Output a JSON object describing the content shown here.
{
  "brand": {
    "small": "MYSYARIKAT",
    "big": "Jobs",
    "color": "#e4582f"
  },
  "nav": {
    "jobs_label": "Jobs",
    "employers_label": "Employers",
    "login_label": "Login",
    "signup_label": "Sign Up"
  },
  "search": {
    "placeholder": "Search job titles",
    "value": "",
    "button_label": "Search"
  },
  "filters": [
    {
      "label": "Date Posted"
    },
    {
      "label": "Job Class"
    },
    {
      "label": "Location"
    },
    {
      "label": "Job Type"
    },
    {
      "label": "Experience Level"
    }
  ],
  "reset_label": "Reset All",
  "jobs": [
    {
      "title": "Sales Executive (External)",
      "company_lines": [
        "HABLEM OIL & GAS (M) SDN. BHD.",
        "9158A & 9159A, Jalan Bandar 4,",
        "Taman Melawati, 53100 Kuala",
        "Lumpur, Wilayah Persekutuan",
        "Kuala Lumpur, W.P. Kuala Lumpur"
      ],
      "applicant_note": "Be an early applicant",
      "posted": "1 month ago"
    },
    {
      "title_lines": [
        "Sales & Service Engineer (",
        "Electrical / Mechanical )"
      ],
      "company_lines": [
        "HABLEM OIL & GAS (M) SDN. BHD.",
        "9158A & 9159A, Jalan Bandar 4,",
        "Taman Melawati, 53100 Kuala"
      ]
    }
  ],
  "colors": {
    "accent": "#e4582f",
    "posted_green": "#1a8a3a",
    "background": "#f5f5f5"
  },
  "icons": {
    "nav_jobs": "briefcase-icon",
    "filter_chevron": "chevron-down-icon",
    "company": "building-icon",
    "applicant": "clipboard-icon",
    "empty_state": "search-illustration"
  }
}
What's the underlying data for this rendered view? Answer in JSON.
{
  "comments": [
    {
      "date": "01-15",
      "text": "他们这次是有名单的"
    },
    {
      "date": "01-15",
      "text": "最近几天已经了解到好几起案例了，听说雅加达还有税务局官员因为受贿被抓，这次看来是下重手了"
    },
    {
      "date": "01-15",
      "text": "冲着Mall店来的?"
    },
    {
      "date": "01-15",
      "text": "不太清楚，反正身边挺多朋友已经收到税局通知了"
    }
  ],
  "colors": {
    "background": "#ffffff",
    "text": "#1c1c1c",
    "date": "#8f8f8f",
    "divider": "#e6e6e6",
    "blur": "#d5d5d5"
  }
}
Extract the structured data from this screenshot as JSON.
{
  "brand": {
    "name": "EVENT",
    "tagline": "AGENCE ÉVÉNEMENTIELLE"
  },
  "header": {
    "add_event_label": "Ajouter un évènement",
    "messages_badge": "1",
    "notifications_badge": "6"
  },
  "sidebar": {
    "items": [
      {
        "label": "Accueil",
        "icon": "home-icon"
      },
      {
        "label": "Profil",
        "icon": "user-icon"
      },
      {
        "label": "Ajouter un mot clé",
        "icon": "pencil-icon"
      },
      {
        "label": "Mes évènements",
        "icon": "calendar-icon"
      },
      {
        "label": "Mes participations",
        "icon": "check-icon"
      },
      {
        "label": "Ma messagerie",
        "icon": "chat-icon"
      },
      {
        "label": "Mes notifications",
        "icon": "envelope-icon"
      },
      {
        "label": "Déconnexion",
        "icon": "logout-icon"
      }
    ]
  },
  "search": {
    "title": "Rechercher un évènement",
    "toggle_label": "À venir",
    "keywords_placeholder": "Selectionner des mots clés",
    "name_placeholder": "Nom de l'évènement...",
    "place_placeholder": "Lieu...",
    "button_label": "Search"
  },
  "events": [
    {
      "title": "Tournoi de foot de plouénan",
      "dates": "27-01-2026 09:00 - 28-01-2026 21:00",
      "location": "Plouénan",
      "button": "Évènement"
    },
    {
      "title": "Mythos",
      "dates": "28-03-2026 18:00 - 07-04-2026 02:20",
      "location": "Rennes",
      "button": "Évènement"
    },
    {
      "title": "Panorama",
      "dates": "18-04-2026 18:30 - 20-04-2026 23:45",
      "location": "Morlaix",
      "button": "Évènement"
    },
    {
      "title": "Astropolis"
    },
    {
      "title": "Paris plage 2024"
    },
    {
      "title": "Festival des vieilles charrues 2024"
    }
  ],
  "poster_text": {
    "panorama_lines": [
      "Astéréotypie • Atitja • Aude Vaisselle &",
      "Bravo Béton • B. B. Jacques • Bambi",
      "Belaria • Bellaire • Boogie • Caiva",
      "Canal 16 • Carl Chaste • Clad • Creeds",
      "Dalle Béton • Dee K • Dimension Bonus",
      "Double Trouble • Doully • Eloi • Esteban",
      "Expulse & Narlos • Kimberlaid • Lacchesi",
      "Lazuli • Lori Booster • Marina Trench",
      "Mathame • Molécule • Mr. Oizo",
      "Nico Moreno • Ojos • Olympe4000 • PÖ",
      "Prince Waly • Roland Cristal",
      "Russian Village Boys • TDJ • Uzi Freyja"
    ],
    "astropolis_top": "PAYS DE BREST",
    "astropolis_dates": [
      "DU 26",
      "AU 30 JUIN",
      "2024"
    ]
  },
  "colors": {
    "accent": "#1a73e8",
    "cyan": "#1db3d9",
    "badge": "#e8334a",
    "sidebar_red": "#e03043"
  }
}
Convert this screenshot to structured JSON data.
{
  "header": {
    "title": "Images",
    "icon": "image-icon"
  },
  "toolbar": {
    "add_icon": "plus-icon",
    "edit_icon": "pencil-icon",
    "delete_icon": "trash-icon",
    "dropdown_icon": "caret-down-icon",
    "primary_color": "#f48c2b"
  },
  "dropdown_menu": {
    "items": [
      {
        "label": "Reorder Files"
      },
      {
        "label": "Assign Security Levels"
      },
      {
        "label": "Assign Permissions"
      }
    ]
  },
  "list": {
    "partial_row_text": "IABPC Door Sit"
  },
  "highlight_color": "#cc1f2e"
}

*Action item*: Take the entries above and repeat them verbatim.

*Solution for this exercise*:
Output a JSON object describing the content shown here.
{
  "brand": {
    "small": "MYSYARIKAT",
    "big": "Jobs",
    "color": "#e4582f"
  },
  "nav": {
    "jobs_label": "Jobs",
    "employers_label": "Employers",
    "login_label": "Login",
    "signup_label": "Sign Up"
  },
  "search": {
    "placeholder": "Search job titles",
    "value": "",
    "button_label": "Search"
  },
  "filters": [
    {
      "label": "Date Posted"
    },
    {
      "label": "Job Class"
    },
    {
      "label": "Location"
    },
    {
      "label": "Job Type"
    },
    {
      "label": "Experience Level"
    }
  ],
  "reset_label": "Reset All",
  "jobs": [
    {
      "title": "Sales Executive (External)",
      "company_lines": [
        "HABLEM OIL & GAS (M) SDN. BHD.",
        "9158A & 9159A, Jalan Bandar 4,",
        "Taman Melawati, 53100 Kuala",
        "Lumpur, Wilayah Persekutuan",
        "Kuala Lumpur, W.P. Kuala Lumpur"
      ],
      "applicant_note": "Be an early applicant",
      "posted": "1 month ago"
    },
    {
      "title_lines": [
        "Sales & Service Engineer (",
        "Electrical / Mechanical )"
      ],
      "company_lines": [
        "HABLEM OIL & GAS (M) SDN. BHD.",
        "9158A & 9159A, Jalan Bandar 4,",
        "Taman Melawati, 53100 Kuala"
      ]
    }
  ],
  "colors": {
    "accent": "#e4582f",
    "posted_green": "#1a8a3a",
    "background": "#f5f5f5"
  },
  "icons": {
    "nav_jobs": "briefcase-icon",
    "filter_chevron": "chevron-down-icon",
    "company": "building-icon",
    "applicant": "clipboard-icon",
    "empty_state": "search-illustration"
  }
}
What's the underlying data for this rendered view? Answer in JSON.
{
  "comments": [
    {
      "date": "01-15",
      "text": "他们这次是有名单的"
    },
    {
      "date": "01-15",
      "text": "最近几天已经了解到好几起案例了，听说雅加达还有税务局官员因为受贿被抓，这次看来是下重手了"
    },
    {
      "date": "01-15",
      "text": "冲着Mall店来的?"
    },
    {
      "date": "01-15",
      "text": "不太清楚，反正身边挺多朋友已经收到税局通知了"
    }
  ],
  "colors": {
    "background": "#ffffff",
    "text": "#1c1c1c",
    "date": "#8f8f8f",
    "divider": "#e6e6e6",
    "blur": "#d5d5d5"
  }
}
Extract the structured data from this screenshot as JSON.
{
  "brand": {
    "name": "EVENT",
    "tagline": "AGENCE ÉVÉNEMENTIELLE"
  },
  "header": {
    "add_event_label": "Ajouter un évènement",
    "messages_badge": "1",
    "notifications_badge": "6"
  },
  "sidebar": {
    "items": [
      {
        "label": "Accueil",
        "icon": "home-icon"
      },
      {
        "label": "Profil",
        "icon": "user-icon"
      },
      {
        "label": "Ajouter un mot clé",
        "icon": "pencil-icon"
      },
      {
        "label": "Mes évènements",
        "icon": "calendar-icon"
      },
      {
        "label": "Mes participations",
        "icon": "check-icon"
      },
      {
        "label": "Ma messagerie",
        "icon": "chat-icon"
      },
      {
        "label": "Mes notifications",
        "icon": "envelope-icon"
      },
      {
        "label": "Déconnexion",
        "icon": "logout-icon"
      }
    ]
  },
  "search": {
    "title": "Rechercher un évènement",
    "toggle_label": "À venir",
    "keywords_placeholder": "Selectionner des mots clés",
    "name_placeholder": "Nom de l'évènement...",
    "place_placeholder": "Lieu...",
    "button_label": "Search"
  },
  "events": [
    {
      "title": "Tournoi de foot de plouénan",
      "dates": "27-01-2026 09:00 - 28-01-2026 21:00",
      "location": "Plouénan",
      "button": "Évènement"
    },
    {
      "title": "Mythos",
      "dates": "28-03-2026 18:00 - 07-04-2026 02:20",
      "location": "Rennes",
      "button": "Évènement"
    },
    {
      "title": "Panorama",
      "dates": "18-04-2026 18:30 - 20-04-2026 23:45",
      "location": "Morlaix",
      "button": "Évènement"
    },
    {
      "title": "Astropolis"
    },
    {
      "title": "Paris plage 2024"
    },
    {
      "title": "Festival des vieilles charrues 2024"
    }
  ],
  "poster_text": {
    "panorama_lines": [
      "Astéréotypie • Atitja • Aude Vaisselle &",
      "Bravo Béton • B. B. Jacques • Bambi",
      "Belaria • Bellaire • Boogie • Caiva",
      "Canal 16 • Carl Chaste • Clad • Creeds",
      "Dalle Béton • Dee K • Dimension Bonus",
      "Double Trouble • Doully • Eloi • Esteban",
      "Expulse & Narlos • Kimberlaid • Lacchesi",
      "Lazuli • Lori Booster • Marina Trench",
      "Mathame • Molécule • Mr. Oizo",
      "Nico Moreno • Ojos • Olympe4000 • PÖ",
      "Prince Waly • Roland Cristal",
      "Russian Village Boys • TDJ • Uzi Freyja"
    ],
    "astropolis_top": "PAYS DE BREST",
    "astropolis_dates": [
      "DU 26",
      "AU 30 JUIN",
      "2024"
    ]
  },
  "colors": {
    "accent": "#1a73e8",
    "cyan": "#1db3d9",
    "badge": "#e8334a",
    "sidebar_red": "#e03043"
  }
}
Convert this screenshot to structured JSON data.
{
  "header": {
    "title": "Images",
    "icon": "image-icon"
  },
  "toolbar": {
    "add_icon": "plus-icon",
    "edit_icon": "pencil-icon",
    "delete_icon": "trash-icon",
    "dropdown_icon": "caret-down-icon",
    "primary_color": "#f48c2b"
  },
  "dropdown_menu": {
    "items": [
      {
        "label": "Reorder Files"
      },
      {
        "label": "Assign Security Levels"
      },
      {
        "label": "Assign Permissions"
      }
    ]
  },
  "list": {
    "partial_row_text": "IABPC Door Sit"
  },
  "highlight_color": "#cc1f2e"
}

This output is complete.